humans but this seems to me to be an error from Larson. As ever though, such
minor observations do not affect my enjoyment of this story in the least.
If the second part of this book is now the pattern for forthcoming stories
in this series then I am going to be reading more of these books. If you
were unsure, like me, after reading the first book in this series then I can
recommend this one as I found it a much better and satisfying read than the
I can see that Larson does appear to have gotten much of his inspiration for
this and his undying Mercenaries combat narrative from the Starship Troopers
movie. There was a line in this book that I had heard in the aforementioned
film where Riggs tells a nervous officer that he has the job now until he
dies or is replaced by someone better or words to that effect. I like this
influence as it makes for a fairly rare breed of science fiction that isn't
afraid to get down and dirty and avoid being overly cerebral.
Would you say that listening to this book was time well-spent? Why or why not?
The sense of adventure is well captured but, as I say in the headline, it's let down by two dimensional characters; in particular Sandra's character; she is written as nothing more than an object of the main character's sexual desire.
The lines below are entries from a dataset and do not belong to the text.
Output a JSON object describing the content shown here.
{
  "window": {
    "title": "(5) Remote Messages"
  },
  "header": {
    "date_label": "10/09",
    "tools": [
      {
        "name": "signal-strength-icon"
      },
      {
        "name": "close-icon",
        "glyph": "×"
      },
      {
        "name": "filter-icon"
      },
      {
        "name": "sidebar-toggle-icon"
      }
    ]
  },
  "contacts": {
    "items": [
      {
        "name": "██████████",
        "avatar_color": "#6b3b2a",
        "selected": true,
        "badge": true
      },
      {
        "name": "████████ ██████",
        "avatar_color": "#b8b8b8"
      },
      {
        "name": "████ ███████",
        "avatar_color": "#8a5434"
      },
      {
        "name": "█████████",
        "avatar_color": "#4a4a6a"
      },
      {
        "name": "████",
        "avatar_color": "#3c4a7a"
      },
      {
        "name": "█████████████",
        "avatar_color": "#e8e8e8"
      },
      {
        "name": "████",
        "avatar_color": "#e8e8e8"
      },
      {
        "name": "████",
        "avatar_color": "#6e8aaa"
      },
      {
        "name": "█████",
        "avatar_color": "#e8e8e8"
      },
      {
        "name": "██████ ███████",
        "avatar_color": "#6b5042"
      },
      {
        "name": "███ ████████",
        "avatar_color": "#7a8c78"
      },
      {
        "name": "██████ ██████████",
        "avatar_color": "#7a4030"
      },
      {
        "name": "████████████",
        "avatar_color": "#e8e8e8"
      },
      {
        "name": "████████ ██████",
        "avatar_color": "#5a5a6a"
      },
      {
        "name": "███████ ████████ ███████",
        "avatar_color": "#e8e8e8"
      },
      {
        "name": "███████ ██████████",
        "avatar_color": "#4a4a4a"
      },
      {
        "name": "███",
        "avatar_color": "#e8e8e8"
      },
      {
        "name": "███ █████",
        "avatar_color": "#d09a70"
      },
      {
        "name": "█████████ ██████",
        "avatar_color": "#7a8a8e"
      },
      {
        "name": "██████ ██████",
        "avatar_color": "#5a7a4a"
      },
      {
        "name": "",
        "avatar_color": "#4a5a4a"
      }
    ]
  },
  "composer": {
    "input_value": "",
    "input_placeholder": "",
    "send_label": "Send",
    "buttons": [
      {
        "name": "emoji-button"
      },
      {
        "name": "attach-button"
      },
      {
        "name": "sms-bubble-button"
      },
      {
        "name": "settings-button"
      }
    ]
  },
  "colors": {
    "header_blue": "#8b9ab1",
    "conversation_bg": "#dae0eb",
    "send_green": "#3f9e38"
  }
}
In fact, so far, the first and second volumes of the 'Star Force' have been passively misogynistic.
Would you be willing to try another book from B. V. Larson? Why or why not?
Hmmm. Maybe. I'd like to see how the story pans out but as the character interaction is simplistic and the misogyny irritating. I doubt these themes will change throughout the series so I'm not sure I'll bother. There's plenty more (and better) sci-fi in the sea...
What aspect of Mark Boyett’s performance might you have changed?
Sometimes his dialogue between the main character and Sandra is just outright creepy; I lost count of the amount of time I cringed. But then, this could be down to the writer, so, hey, possibly not Mark Boyett's fault and perhaps the best anyone could have done with the material.
Do you think Extinction needs a follow-up book? Why or why not?
It has one.
Any additional comments?
This is a great following story in the series. longer than previous books and so worthy of a 5star review. on to the next.
great story. looking forward to reading the next book in the series. it's simple easy to follow but great plot
Was looking for more after the first book but this was still good, enjoyable and fun. This is not complex scifi but fun and fluffy.